Only the count is wanted here: how many lines of the entries hold the string "watermark"?

**DATA SUPPLIED**:
____

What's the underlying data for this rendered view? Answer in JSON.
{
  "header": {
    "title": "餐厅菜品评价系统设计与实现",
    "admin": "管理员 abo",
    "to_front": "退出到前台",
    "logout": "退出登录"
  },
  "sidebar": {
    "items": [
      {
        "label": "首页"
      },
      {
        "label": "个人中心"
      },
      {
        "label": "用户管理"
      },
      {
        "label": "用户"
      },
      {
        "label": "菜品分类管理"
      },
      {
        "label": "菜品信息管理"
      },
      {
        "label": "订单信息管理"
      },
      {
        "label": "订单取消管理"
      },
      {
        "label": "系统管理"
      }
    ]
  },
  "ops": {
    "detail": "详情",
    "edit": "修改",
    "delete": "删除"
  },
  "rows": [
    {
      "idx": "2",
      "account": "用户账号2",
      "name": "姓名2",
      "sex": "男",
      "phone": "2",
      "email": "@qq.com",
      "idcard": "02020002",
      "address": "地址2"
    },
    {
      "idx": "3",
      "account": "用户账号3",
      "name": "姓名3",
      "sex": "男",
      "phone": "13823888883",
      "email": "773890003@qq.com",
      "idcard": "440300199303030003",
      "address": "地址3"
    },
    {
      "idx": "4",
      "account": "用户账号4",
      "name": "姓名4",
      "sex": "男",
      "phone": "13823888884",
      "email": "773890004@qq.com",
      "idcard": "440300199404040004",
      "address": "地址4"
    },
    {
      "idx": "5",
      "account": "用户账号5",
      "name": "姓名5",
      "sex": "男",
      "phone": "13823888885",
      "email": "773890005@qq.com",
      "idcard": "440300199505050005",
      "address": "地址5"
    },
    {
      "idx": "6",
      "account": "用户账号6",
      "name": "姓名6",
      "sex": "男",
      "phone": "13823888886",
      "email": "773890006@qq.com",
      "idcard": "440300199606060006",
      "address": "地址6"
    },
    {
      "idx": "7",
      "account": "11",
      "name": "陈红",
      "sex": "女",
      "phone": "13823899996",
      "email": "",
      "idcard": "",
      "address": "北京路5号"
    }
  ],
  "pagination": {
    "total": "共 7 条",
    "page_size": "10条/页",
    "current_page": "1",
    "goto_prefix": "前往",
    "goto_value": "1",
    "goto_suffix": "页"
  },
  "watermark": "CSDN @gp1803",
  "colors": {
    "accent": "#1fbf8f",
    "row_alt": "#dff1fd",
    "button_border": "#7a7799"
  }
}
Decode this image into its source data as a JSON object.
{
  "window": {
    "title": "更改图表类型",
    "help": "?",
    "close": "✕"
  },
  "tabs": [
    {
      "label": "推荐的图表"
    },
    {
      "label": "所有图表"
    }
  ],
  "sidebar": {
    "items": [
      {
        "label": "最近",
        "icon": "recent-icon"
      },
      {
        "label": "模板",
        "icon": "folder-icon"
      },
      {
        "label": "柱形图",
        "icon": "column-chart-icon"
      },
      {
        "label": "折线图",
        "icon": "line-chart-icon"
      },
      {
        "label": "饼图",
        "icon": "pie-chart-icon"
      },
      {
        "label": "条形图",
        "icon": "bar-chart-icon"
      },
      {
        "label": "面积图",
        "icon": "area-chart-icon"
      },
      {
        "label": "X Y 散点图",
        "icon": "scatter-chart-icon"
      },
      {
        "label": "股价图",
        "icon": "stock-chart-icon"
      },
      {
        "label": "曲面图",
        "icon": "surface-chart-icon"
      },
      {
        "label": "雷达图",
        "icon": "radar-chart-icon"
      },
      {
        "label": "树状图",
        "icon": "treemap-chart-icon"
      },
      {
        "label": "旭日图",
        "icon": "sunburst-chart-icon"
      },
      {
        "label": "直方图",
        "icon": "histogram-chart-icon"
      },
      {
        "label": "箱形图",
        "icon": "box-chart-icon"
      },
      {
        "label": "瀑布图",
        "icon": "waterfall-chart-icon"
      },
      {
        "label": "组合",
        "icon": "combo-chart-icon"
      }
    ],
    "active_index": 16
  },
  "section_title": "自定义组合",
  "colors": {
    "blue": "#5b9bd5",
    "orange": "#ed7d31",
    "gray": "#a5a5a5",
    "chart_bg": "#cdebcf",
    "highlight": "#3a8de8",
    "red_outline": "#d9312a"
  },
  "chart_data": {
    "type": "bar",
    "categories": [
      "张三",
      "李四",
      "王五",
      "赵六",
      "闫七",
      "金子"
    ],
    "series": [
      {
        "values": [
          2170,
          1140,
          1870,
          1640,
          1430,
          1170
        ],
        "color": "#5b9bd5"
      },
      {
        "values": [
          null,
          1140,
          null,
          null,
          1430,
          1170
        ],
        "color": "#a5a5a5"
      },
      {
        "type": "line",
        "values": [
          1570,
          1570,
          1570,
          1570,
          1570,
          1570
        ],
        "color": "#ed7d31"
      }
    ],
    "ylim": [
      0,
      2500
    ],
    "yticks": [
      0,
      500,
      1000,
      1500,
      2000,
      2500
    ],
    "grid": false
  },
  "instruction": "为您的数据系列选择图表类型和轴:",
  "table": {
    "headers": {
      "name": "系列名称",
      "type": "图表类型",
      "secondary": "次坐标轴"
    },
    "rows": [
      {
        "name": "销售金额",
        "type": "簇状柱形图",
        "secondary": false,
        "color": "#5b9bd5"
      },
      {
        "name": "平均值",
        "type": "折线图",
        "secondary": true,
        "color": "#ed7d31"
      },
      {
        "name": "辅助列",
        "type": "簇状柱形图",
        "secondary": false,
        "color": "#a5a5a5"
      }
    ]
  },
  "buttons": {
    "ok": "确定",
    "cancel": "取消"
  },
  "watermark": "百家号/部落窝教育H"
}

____

**RESPONSE AREA**: 2